Typically, the quickest way to mess up a job interview is to get on the Hiring Managers’ nerves. Of course, no one intentionally does this – but knowing where the line is and not to cross it is crucial. This is what we’re here to help you with.
This is an important one, make sure you are only asking questions that show you’re well informed and prepared – not questions that you should already know the answer to. Or questions that can be easily answered by a glance at their website or their annual reports.
Your salary when starting a new role can often be an awkward subject in an interview, but it doesn’t have to be! It is important for you to be aware of what the company is willing to pay you, but also the company will want to know what you’re willing to take. So even if you’re unsure as to what specific salary you’re after – you should at least have a salary band in mind. For example, you could say “I’m looking for something between £20,000 - £25,000 per year”.
Instead of admitting you don’t know how to do a certain task, make the Hiring Manager aware that you are a fast leaner and willing to try and learn new things to support the company operations.
Although it’s natural to be nervous for an interview, the Hiring Manager does not need to hear it. Any professional who admits to being nervous is not a good sign. You’re effectively making an excuse in advance for a poor interview and admitting how underconfident you are.
An interviewee who doesn’t have any questions for the Hiring Manager at the end of the interview can always been seen as a bad sign.
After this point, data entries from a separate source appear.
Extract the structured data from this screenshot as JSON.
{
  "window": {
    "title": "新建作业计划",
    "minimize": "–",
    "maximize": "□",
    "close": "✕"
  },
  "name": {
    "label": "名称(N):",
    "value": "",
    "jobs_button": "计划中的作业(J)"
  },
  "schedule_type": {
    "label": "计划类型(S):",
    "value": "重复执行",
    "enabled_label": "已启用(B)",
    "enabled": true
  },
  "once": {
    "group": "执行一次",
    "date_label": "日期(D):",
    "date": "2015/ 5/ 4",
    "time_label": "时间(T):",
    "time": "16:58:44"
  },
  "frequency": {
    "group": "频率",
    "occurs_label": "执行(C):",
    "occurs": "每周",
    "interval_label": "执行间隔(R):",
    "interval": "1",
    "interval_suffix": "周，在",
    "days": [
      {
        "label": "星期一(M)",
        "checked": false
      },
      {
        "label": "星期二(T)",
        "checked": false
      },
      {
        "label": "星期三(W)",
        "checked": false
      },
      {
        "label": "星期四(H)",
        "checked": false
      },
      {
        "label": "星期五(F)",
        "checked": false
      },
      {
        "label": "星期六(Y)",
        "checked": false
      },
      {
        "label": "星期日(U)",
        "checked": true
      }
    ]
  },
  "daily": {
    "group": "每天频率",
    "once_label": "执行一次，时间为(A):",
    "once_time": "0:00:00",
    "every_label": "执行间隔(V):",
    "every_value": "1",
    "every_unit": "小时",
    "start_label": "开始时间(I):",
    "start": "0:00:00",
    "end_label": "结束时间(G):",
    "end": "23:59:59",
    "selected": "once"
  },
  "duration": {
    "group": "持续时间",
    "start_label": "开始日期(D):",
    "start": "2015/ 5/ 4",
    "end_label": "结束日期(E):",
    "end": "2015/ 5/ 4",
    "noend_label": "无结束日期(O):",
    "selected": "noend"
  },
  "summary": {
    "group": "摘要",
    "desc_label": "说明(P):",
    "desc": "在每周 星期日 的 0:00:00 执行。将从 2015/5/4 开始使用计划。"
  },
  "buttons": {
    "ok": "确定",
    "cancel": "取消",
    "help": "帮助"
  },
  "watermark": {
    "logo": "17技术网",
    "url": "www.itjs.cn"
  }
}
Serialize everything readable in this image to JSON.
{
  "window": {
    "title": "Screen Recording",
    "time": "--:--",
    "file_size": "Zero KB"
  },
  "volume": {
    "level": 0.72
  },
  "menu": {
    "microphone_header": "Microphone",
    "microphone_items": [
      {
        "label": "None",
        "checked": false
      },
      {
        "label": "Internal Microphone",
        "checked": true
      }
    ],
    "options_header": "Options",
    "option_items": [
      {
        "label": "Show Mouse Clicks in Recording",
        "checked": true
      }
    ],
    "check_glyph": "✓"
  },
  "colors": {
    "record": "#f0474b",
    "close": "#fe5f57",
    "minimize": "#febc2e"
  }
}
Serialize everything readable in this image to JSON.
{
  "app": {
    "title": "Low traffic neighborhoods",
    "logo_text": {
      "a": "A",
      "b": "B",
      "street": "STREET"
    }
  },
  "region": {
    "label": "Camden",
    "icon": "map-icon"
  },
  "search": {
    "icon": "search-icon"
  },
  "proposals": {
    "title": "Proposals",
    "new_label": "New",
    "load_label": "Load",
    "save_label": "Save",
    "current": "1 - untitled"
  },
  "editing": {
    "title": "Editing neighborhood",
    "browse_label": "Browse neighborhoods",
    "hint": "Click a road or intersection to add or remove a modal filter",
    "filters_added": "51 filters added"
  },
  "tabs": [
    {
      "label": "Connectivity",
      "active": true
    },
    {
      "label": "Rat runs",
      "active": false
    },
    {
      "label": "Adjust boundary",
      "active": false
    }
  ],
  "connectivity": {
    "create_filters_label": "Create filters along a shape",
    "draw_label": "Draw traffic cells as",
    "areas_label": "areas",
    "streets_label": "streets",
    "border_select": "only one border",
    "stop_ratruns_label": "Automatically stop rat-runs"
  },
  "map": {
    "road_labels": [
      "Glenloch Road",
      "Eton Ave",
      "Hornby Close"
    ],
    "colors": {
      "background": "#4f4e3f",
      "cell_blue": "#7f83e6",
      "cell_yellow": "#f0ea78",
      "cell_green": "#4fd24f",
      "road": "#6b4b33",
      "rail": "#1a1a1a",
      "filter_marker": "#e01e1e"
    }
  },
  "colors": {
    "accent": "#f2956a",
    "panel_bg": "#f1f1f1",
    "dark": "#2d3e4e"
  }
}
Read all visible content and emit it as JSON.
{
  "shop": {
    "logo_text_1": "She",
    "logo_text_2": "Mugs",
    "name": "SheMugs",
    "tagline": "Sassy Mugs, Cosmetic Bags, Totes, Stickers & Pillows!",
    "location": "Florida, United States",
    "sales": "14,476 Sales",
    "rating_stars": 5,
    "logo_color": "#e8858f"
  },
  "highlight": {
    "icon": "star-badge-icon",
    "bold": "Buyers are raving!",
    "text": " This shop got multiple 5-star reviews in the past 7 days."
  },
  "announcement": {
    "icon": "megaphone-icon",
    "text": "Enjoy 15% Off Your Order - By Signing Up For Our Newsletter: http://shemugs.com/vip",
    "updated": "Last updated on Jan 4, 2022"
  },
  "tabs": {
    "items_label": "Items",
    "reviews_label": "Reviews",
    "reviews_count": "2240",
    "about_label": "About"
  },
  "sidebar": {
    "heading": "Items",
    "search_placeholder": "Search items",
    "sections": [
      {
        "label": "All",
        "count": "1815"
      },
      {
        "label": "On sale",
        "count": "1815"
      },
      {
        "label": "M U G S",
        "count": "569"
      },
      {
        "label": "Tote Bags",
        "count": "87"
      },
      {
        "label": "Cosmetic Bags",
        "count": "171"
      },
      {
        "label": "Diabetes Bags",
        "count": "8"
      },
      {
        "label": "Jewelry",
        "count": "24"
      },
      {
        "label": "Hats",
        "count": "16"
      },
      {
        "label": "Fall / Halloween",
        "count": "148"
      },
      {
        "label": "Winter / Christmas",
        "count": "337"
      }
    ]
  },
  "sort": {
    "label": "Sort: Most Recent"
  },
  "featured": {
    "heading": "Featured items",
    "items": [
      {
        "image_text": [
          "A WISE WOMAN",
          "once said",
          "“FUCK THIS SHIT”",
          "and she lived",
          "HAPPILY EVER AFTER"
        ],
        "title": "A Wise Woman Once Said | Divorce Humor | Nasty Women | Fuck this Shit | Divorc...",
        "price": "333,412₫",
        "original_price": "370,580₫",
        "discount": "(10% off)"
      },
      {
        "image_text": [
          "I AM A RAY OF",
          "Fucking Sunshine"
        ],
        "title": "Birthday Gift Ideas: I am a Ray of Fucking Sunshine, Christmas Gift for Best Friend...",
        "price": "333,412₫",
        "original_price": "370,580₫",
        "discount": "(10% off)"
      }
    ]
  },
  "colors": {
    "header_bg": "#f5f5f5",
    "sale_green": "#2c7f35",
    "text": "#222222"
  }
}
It can make way for the assumption that you are not even curious about the role you are interviewing for, or the company!
Even if you don’t have any questions about topics in the interview – prepare some questions before hand, good ones to ask are: